WORK REQUEST:
Copy the records below exactly. Include all of them.

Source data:
----------------
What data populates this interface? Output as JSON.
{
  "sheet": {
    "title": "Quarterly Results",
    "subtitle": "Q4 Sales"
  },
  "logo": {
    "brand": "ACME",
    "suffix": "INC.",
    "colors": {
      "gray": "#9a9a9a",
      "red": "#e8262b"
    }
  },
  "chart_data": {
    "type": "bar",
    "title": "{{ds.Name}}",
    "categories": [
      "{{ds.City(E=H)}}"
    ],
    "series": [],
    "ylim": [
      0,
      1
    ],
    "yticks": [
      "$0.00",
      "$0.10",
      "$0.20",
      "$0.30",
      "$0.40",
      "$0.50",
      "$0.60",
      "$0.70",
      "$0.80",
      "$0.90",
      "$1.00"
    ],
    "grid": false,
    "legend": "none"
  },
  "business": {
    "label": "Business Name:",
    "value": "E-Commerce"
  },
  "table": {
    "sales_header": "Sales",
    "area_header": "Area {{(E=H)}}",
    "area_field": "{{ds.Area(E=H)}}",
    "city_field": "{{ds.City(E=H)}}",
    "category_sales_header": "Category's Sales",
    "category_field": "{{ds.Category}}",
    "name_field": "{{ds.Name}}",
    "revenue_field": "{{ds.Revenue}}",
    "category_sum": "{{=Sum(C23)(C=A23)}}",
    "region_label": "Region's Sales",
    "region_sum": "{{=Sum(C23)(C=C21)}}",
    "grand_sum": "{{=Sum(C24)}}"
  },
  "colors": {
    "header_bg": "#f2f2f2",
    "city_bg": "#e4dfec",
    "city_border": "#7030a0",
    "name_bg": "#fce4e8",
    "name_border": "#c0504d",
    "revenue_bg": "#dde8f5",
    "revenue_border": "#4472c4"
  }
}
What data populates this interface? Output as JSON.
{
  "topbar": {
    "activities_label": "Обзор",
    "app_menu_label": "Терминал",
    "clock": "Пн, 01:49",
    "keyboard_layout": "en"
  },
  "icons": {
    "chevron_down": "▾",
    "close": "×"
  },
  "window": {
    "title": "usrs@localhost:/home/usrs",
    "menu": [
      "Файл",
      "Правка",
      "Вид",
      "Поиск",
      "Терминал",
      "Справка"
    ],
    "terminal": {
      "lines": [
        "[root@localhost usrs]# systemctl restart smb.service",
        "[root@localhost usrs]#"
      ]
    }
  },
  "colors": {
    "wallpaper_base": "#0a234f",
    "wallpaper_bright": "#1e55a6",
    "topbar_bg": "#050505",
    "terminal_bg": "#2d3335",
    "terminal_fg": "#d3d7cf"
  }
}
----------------
PROBLEM SOLUTION:
What data populates this interface? Output as JSON.
{
  "sheet": {
    "title": "Quarterly Results",
    "subtitle": "Q4 Sales"
  },
  "logo": {
    "brand": "ACME",
    "suffix": "INC.",
    "colors": {
      "gray": "#9a9a9a",
      "red": "#e8262b"
    }
  },
  "chart_data": {
    "type": "bar",
    "title": "{{ds.Name}}",
    "categories": [
      "{{ds.City(E=H)}}"
    ],
    "series": [],
    "ylim": [
      0,
      1
    ],
    "yticks": [
      "$0.00",
      "$0.10",
      "$0.20",
      "$0.30",
      "$0.40",
      "$0.50",
      "$0.60",
      "$0.70",
      "$0.80",
      "$0.90",
      "$1.00"
    ],
    "grid": false,
    "legend": "none"
  },
  "business": {
    "label": "Business Name:",
    "value": "E-Commerce"
  },
  "table": {
    "sales_header": "Sales",
    "area_header": "Area {{(E=H)}}",
    "area_field": "{{ds.Area(E=H)}}",
    "city_field": "{{ds.City(E=H)}}",
    "category_sales_header": "Category's Sales",
    "category_field": "{{ds.Category}}",
    "name_field": "{{ds.Name}}",
    "revenue_field": "{{ds.Revenue}}",
    "category_sum": "{{=Sum(C23)(C=A23)}}",
    "region_label": "Region's Sales",
    "region_sum": "{{=Sum(C23)(C=C21)}}",
    "grand_sum": "{{=Sum(C24)}}"
  },
  "colors": {
    "header_bg": "#f2f2f2",
    "city_bg": "#e4dfec",
    "city_border": "#7030a0",
    "name_bg": "#fce4e8",
    "name_border": "#c0504d",
    "revenue_bg": "#dde8f5",
    "revenue_border": "#4472c4"
  }
}
What data populates this interface? Output as JSON.
{
  "topbar": {
    "activities_label": "Обзор",
    "app_menu_label": "Терминал",
    "clock": "Пн, 01:49",
    "keyboard_layout": "en"
  },
  "icons": {
    "chevron_down": "▾",
    "close": "×"
  },
  "window": {
    "title": "usrs@localhost:/home/usrs",
    "menu": [
      "Файл",
      "Правка",
      "Вид",
      "Поиск",
      "Терминал",
      "Справка"
    ],
    "terminal": {
      "lines": [
        "[root@localhost usrs]# systemctl restart smb.service",
        "[root@localhost usrs]#"
      ]
    }
  },
  "colors": {
    "wallpaper_base": "#0a234f",
    "wallpaper_bright": "#1e55a6",
    "topbar_bg": "#050505",
    "terminal_bg": "#2d3335",
    "terminal_fg": "#d3d7cf"
  }
}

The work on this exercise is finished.